++++ Dataset excerpts
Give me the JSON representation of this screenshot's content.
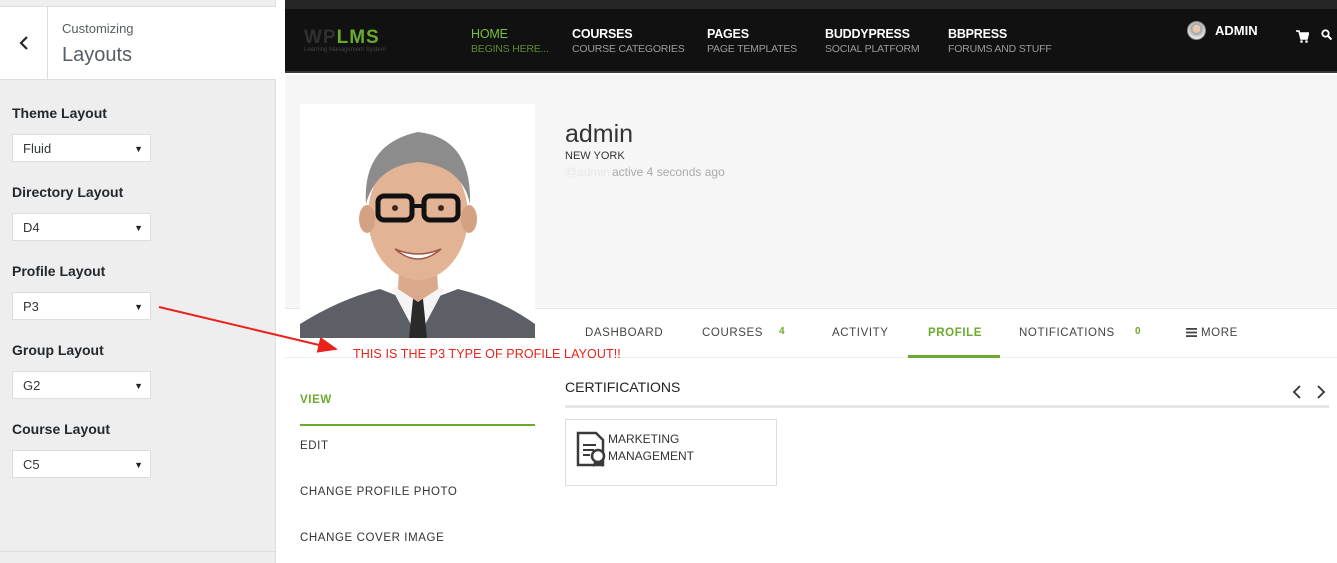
{
  "customizer": {
    "breadcrumb": "Customizing",
    "title": "Layouts",
    "controls": [
      {
        "label": "Theme Layout",
        "value": "Fluid"
      },
      {
        "label": "Directory Layout",
        "value": "D4"
      },
      {
        "label": "Profile Layout",
        "value": "P3"
      },
      {
        "label": "Group Layout",
        "value": "G2"
      },
      {
        "label": "Course Layout",
        "value": "C5"
      }
    ]
  },
  "site": {
    "logo_wp": "WP",
    "logo_lms": "LMS",
    "logo_sub": "Learning Management System",
    "nav": [
      {
        "title": "HOME",
        "sub": "BEGINS HERE..."
      },
      {
        "title": "COURSES",
        "sub": "COURSE CATEGORIES"
      },
      {
        "title": "PAGES",
        "sub": "PAGE TEMPLATES"
      },
      {
        "title": "BUDDYPRESS",
        "sub": "SOCIAL PLATFORM"
      },
      {
        "title": "BBPRESS",
        "sub": "FORUMS AND STUFF"
      }
    ],
    "admin_label": "ADMIN"
  },
  "profile": {
    "name": "admin",
    "location": "NEW YORK",
    "handle": "@admin",
    "activity": "active 4 seconds ago",
    "tabs": [
      {
        "label": "DASHBOARD"
      },
      {
        "label": "COURSES",
        "count": "4"
      },
      {
        "label": "ACTIVITY"
      },
      {
        "label": "PROFILE"
      },
      {
        "label": "NOTIFICATIONS",
        "count": "0"
      },
      {
        "label": "MORE"
      }
    ],
    "subnav": [
      "VIEW",
      "EDIT",
      "CHANGE PROFILE PHOTO",
      "CHANGE COVER IMAGE"
    ]
  },
  "annotation": "THIS IS THE P3 TYPE OF PROFILE LAYOUT!!",
  "certifications": {
    "title": "CERTIFICATIONS",
    "items": [
      {
        "line1": "MARKETING",
        "line2": "MANAGEMENT"
      }
    ]
  },
  "colors": {
    "accent": "#6aaa2e",
    "annotation": "#e8231c",
    "nav_bg": "#111111"
  }
}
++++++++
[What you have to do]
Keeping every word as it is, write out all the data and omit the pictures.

[Answer box]
Give me the JSON representation of this screenshot's content.
{
  "customizer": {
    "breadcrumb": "Customizing",
    "title": "Layouts",
    "controls": [
      {
        "label": "Theme Layout",
        "value": "Fluid"
      },
      {
        "label": "Directory Layout",
        "value": "D4"
      },
      {
        "label": "Profile Layout",
        "value": "P3"
      },
      {
        "label": "Group Layout",
        "value": "G2"
      },
      {
        "label": "Course Layout",
        "value": "C5"
      }
    ]
  },
  "site": {
    "logo_wp": "WP",
    "logo_lms": "LMS",
    "logo_sub": "Learning Management System",
    "nav": [
      {
        "title": "HOME",
        "sub": "BEGINS HERE..."
      },
      {
        "title": "COURSES",
        "sub": "COURSE CATEGORIES"
      },
      {
        "title": "PAGES",
        "sub": "PAGE TEMPLATES"
      },
      {
        "title": "BUDDYPRESS",
        "sub": "SOCIAL PLATFORM"
      },
      {
        "title": "BBPRESS",
        "sub": "FORUMS AND STUFF"
      }
    ],
    "admin_label": "ADMIN"
  },
  "profile": {
    "name": "admin",
    "location": "NEW YORK",
    "handle": "@admin",
    "activity": "active 4 seconds ago",
    "tabs": [
      {
        "label": "DASHBOARD"
      },
      {
        "label": "COURSES",
        "count": "4"
      },
      {
        "label": "ACTIVITY"
      },
      {
        "label": "PROFILE"
      },
      {
        "label": "NOTIFICATIONS",
        "count": "0"
      },
      {
        "label": "MORE"
      }
    ],
    "subnav": [
      "VIEW",
      "EDIT",
      "CHANGE PROFILE PHOTO",
      "CHANGE COVER IMAGE"
    ]
  },
  "annotation": "THIS IS THE P3 TYPE OF PROFILE LAYOUT!!",
  "certifications": {
    "title": "CERTIFICATIONS",
    "items": [
      {
        "line1": "MARKETING",
        "line2": "MANAGEMENT"
      }
    ]
  },
  "colors": {
    "accent": "#6aaa2e",
    "annotation": "#e8231c",
    "nav_bg": "#111111"
  }
}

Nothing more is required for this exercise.